Data from the Centers for Disease Control and Prevention indicates that over 70% of Americans 65 and older have periodontitis. Many factors may play a role in this — as you age, your gums naturally recede; you’re more likely to experience dry mouth, which means you don’t have the needed saliva production to neutralize bacteria and protect your teeth; you may experience bone loss, including around your teeth; and it may become difficult for you to brush and floss your teeth effectively do to limited mobility and/or dexterity.
2. Smoking/Tobacco Use
If you are a smoker, you know that tobacco use causes health complications (it says so on the box). I won’t harp on all the details because I assume you already know. But as your dentist, I want you to know that smoking is one of the highest risk factors for periodontal disease. Coming in for a cleaning/exam twice a year will not be enough to protect you from periodontal disease. If you are going to spend the money on smoking, I highly recommend choosing to invest just a little bit more in keeping your mouth in good shape.

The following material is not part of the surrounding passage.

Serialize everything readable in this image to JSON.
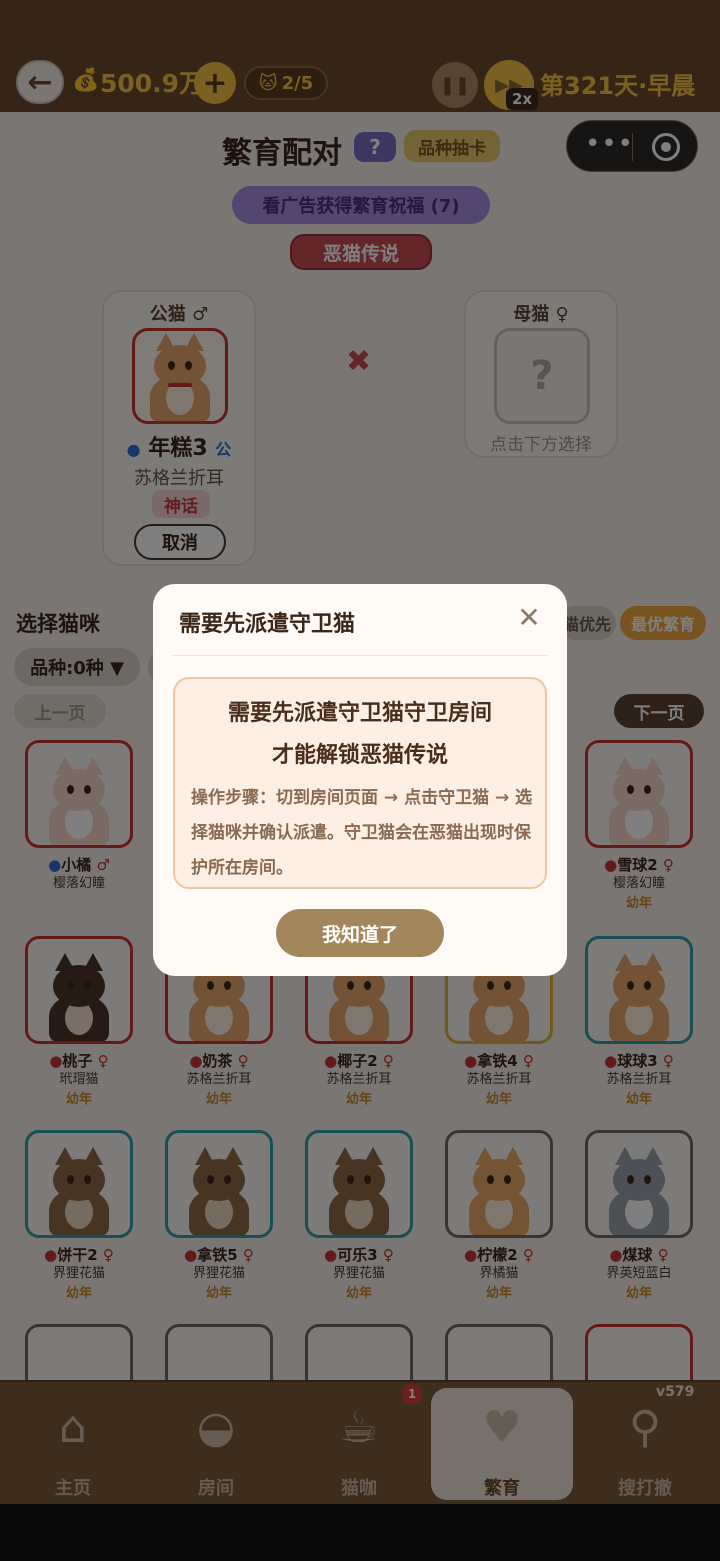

If you know that your family has a history of gum disease, you should share this information with your dentist. I find people are vigilant about other disease screenings if they know it runs in their family, but few people think about their oral genetics. Sometimes, even with the most aggressive oral care habits, these genetically predisposed people may be more likely to develop periodontal disease. (I know because I am one of these people!) Telling your dentist can lead to early intervention treatments that may help you keep your teeth longer.
Ooooh … the S word. The number of diseases linked to stress outnumbers my fingers and toes. You’ve probably already heard that stress increases your risk for hypertension, cancer, heart disease, diabetes, depression, and anxiety, but it is also a risk factor for periodontal disease. The real culprit of oral disease is the bacteria in your mouth, causing infection and inflammation. Stress makes it more difficult for the body to fight off infection, including periodontal disease.
5. Medications + Diseases and Conditions
If you suffer from cardiovascular disease, diabetes, or rheumatoid arthritis, your gums are compromised, and you are at a higher risk of periodontal disease. Drugs that treat these conditions, as well as other drugs like oral contraceptives, anti-depressants, and certain heart medications, can affect your oral health as well. You must regularly update your dentist on your medical conditions and any medications you take. Your dentist can take these into account when creating an oral health plan for you.
6. Clenching or Grinding Your Teeth
Because clenching and grinding your teeth can put excess force on the supporting tissues of the teeth, it can speed up the rate at which these periodontal tissues are destroyed. Grinding also wears away your enamel, which I mentioned earlier is in limited supply. And since clenching and grinding are often stress-induced, I would venture to say you’re affected by that risk factor too.
7. Poor Nutrition and Obesity
A diet low in quality nutrients can compromise the body’s immune system and make it harder for the body to fight off infection. Because periodontal disease begins as an infection, poor nutrition can worsen the condition of your gums. Research has shown that the increased insulin resistance, and inflammation associated with obesity, may increase the risk of periodontal disease.